    Fritsch H (2006) Aging of pelvic floor muscles. In: Carriere B, Feldt CM (eds) The pelvic floor, 2nd edn. Thieme, New York, pp 19–20Google Scholar
  26. 26.
    MacBride MB, Rhodes DJ, Shuster LT (2010) Vulvovaginal atrophy. Mayo Clin Proc 85:87–94CrossRefGoogle Scholar
  27. 27.
    Leibovitz A, Kaplun V, Saposhnicov N et al (2000) Vulvovaginal examinations in elderly nursing home women residents. Arch Gerontol Geriatr 31:1–4PubMedCrossRefGoogle Scholar
  28. 28.
    Harris T (1998) Weight and age: paradoxes and conundrums.
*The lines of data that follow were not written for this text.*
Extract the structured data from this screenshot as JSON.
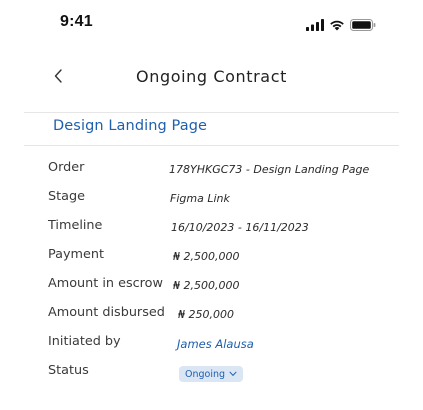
{
  "status_bar": {
    "time": "9:41"
  },
  "header": {
    "title": "Ongoing Contract"
  },
  "project": {
    "name": "Design Landing Page"
  },
  "details": [
    {
      "label": "Order",
      "value": "178YHKGC73 - Design Landing Page"
    },
    {
      "label": "Stage",
      "value": "Figma Link"
    },
    {
      "label": "Timeline",
      "value": "16/10/2023 - 16/11/2023"
    },
    {
      "label": "Payment",
      "value": "₦ 2,500,000"
    },
    {
      "label": "Amount in escrow",
      "value": "₦ 2,500,000"
    },
    {
      "label": "Amount disbursed",
      "value": "₦ 250,000"
    },
    {
      "label": "Initiated by",
      "value": "James Alausa"
    },
    {
      "label": "Status",
      "value": "Ongoing"
    }
  ],
  "colors": {
    "accent": "#1f5fae",
    "badge_bg": "#dbe6f5"
  },
  "icons": {
    "back": "chevron-left-icon",
    "status_dropdown": "chevron-down-icon"
  }
}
In: Hazzard WR, Blass JP, Ettinger WH et al (eds) Principles of geriatric medicine and gerontology, 4th edn. McGraw-Hill, New York, pp 967–972Google Scholar
  29. 29.
    Sherburn M, Bird M, Carey M, Bø K, Galea MP (2011) Incontinence improves in older women after antensive pelvic floor muscle Ttraining: an assessor-blinded randomized controlled trial. Neurourol Urodyn 30:317–324PubMedCrossRefGoogle Scholar

Copyright information

© The International Urogynecological Association 2011

Authors and Affiliations

  • Helena Talasz
    • 1
  • Stephan C. Jansen
    • 2
  • Markus Kofler
    • 3
  • Monika Lechleitner
    • 1
  1. 1.Department of Internal and Geriatric MedicineHochzirl HospitalZirlAustria
  2. 2.Department of Internal and Geriatric Medicine and Palliative CareDeggendorf HospitalDeggendorfGermany
  3. 3.Department of NeurologyHochzirl HospitalZirlAustria

Personalised recommendations